According to the records in Mito Nikon, at the early stage of mass production, only one unit was reportedly finished per day. However, as the training and other various programs worked efficiently, a total of about 8,000 units were produced in the end by October 2001.
|Camera type||35 mm coupled rangefinder focal-plane shutter camera|
|Film format||35 mm|
|Picture size||24 mm x 36 mm|
|Lens mount||Nikon S mount (Bayonet mount)|
|Shutter||Horizontal-travel rubberized silk cloth focal-plane shutter|
|Shutter speeds||T, B, 1, 1/2, 1/4, 1/8, 1/15, 1/30, 1/60, 1/125, 1/250, 1/500, and 1/1000 sec. equally spaced marks|
|Focusing scales||Marked in meters (∞ to 0.9)|

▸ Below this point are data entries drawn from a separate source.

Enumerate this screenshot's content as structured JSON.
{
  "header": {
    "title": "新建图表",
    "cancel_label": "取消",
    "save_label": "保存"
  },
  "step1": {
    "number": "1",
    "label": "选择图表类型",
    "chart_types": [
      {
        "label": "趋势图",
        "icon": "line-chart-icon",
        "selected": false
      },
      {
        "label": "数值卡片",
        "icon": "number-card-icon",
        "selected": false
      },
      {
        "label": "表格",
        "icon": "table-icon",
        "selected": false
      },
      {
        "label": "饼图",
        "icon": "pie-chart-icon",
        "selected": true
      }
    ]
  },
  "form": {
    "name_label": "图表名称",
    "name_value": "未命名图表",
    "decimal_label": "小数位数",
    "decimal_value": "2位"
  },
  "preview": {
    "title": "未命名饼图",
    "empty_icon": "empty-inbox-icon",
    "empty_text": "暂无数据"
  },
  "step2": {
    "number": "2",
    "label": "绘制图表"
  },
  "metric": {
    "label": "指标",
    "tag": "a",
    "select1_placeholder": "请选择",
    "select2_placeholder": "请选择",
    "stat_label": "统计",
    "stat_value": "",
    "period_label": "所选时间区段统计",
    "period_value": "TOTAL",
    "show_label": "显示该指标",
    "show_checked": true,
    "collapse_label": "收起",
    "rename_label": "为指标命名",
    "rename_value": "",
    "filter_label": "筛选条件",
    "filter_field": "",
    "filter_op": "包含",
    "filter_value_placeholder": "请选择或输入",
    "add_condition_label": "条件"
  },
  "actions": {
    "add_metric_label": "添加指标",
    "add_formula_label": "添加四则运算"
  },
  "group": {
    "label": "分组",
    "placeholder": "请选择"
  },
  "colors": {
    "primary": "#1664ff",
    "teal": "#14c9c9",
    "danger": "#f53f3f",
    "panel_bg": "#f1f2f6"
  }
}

|Self-timer||Variable duration type (with 3, 6, and 10 sec. marks)|
|Flash sync. contact||Variable according to time, with sync. socket, Speedlight unit synchronized at 1/60 sec. or less|
|Finder (with field frame)||Light figure type life-size viewfinder, 35 mm, 50 mm, 105 mm with light figure frame|
|Film sensitivity||Marked in ISO sensitivity|
|Film advance||One action lever, 136-degrees rotation, Available inch-by-inch film advance, Preparatory film feeding angle 15 degrees|
|Frame counter||Automatic reset and additive type|
|Camera back||Removable design (Not compatible with motor drive)|
|Body dimensions (Approx.)||136 mm (width) × 81 mm (height) × 43 mm (depth)|
|Weight (Approx.)||590 g (body), 765 g (with 50 mm f/1.4)|
|Lens configuration||7 elements in 5 groups|
|Aperture scales||F1.4 to F16|
|Focusing scales||None, Focusing scales on the camera to be used|
|Angle of view||46° diagonal|
|Shortest object distance||0.9m|
|Attachment size||43 mm (P=0.75)|
|Hood||43 mm, Spring-loaded type|
|Cap||43 mm, Spring-loaded type|
|Dimensions||51 mm (Diameter) × 49 mm (Length)|
|Weight (Approx.)||175 g|
Unified to the unit of meters (m) from the original range ring marked in two units, m and ft
Changed to “ 24” from “ 20”
Changed to ISO from ASA
Materials were changed to stainless steel from brass, and to chrome finish from nickel-chrome finish.
Slightly changed external design
Slightly changed external design
Slightly changed external design
Slightly changed external design
“S3” inscribed before the serial number
“Nikon” and “MADE IN JAPAN” inscribed, and multi-coating on the lens surfaces
Changed to aluminum from plastic (“Nikon” on the back surface)
Pitch 0.75 mm, “Nikon” inscribed